-- Problem --
Every entry in the data that follows should come back exactly, pictures aside.

-- Recorded data --
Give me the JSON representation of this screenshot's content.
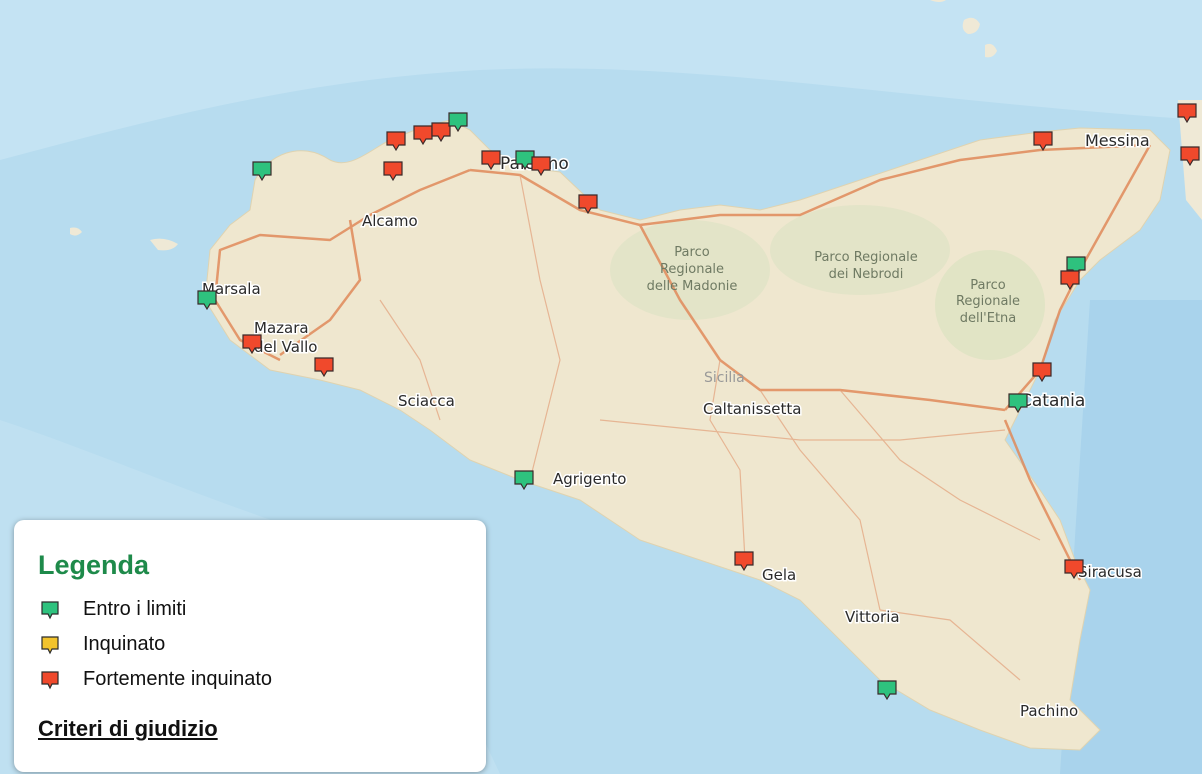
{
  "map": {
    "places": [
      {
        "key": "messina",
        "name": "Messina"
      },
      {
        "key": "palermo",
        "name": "Palermo"
      },
      {
        "key": "alcamo",
        "name": "Alcamo"
      },
      {
        "key": "marsala",
        "name": "Marsala"
      },
      {
        "key": "mazara1",
        "name": "Mazara"
      },
      {
        "key": "mazara2",
        "name": "del Vallo"
      },
      {
        "key": "sciacca",
        "name": "Sciacca"
      },
      {
        "key": "caltanissetta",
        "name": "Caltanissetta"
      },
      {
        "key": "agrigento",
        "name": "Agrigento"
      },
      {
        "key": "gela",
        "name": "Gela"
      },
      {
        "key": "vittoria",
        "name": "Vittoria"
      },
      {
        "key": "catania",
        "name": "Catania"
      },
      {
        "key": "siracusa",
        "name": "Siracusa"
      },
      {
        "key": "pachino",
        "name": "Pachino"
      }
    ],
    "region_label": "Sicilia",
    "parks": {
      "madonie": [
        "Parco",
        "Regionale",
        "delle Madonie"
      ],
      "nebrodi": [
        "Parco Regionale",
        "dei Nebrodi"
      ],
      "etna": [
        "Parco",
        "Regionale",
        "dell'Etna"
      ]
    },
    "marker_colors": {
      "entro": "#2ec27e",
      "inquinato": "#f2c32c",
      "forte": "#f0492c"
    }
  },
  "legend": {
    "title": "Legenda",
    "items": [
      {
        "label": "Entro i limiti",
        "status": "entro"
      },
      {
        "label": "Inquinato",
        "status": "inquinato"
      },
      {
        "label": "Fortemente inquinato",
        "status": "forte"
      }
    ],
    "link": "Criteri di giudizio"
  }
}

-- Task response --
Give me the JSON representation of this screenshot's content.
{
  "map": {
    "places": [
      {
        "key": "messina",
        "name": "Messina"
      },
      {
        "key": "palermo",
        "name": "Palermo"
      },
      {
        "key": "alcamo",
        "name": "Alcamo"
      },
      {
        "key": "marsala",
        "name": "Marsala"
      },
      {
        "key": "mazara1",
        "name": "Mazara"
      },
      {
        "key": "mazara2",
        "name": "del Vallo"
      },
      {
        "key": "sciacca",
        "name": "Sciacca"
      },
      {
        "key": "caltanissetta",
        "name": "Caltanissetta"
      },
      {
        "key": "agrigento",
        "name": "Agrigento"
      },
      {
        "key": "gela",
        "name": "Gela"
      },
      {
        "key": "vittoria",
        "name": "Vittoria"
      },
      {
        "key": "catania",
        "name": "Catania"
      },
      {
        "key": "siracusa",
        "name": "Siracusa"
      },
      {
        "key": "pachino",
        "name": "Pachino"
      }
    ],
    "region_label": "Sicilia",
    "parks": {
      "madonie": [
        "Parco",
        "Regionale",
        "delle Madonie"
      ],
      "nebrodi": [
        "Parco Regionale",
        "dei Nebrodi"
      ],
      "etna": [
        "Parco",
        "Regionale",
        "dell'Etna"
      ]
    },
    "marker_colors": {
      "entro": "#2ec27e",
      "inquinato": "#f2c32c",
      "forte": "#f0492c"
    }
  },
  "legend": {
    "title": "Legenda",
    "items": [
      {
        "label": "Entro i limiti",
        "status": "entro"
      },
      {
        "label": "Inquinato",
        "status": "inquinato"
      },
      {
        "label": "Fortemente inquinato",
        "status": "forte"
      }
    ],
    "link": "Criteri di giudizio"
  }
}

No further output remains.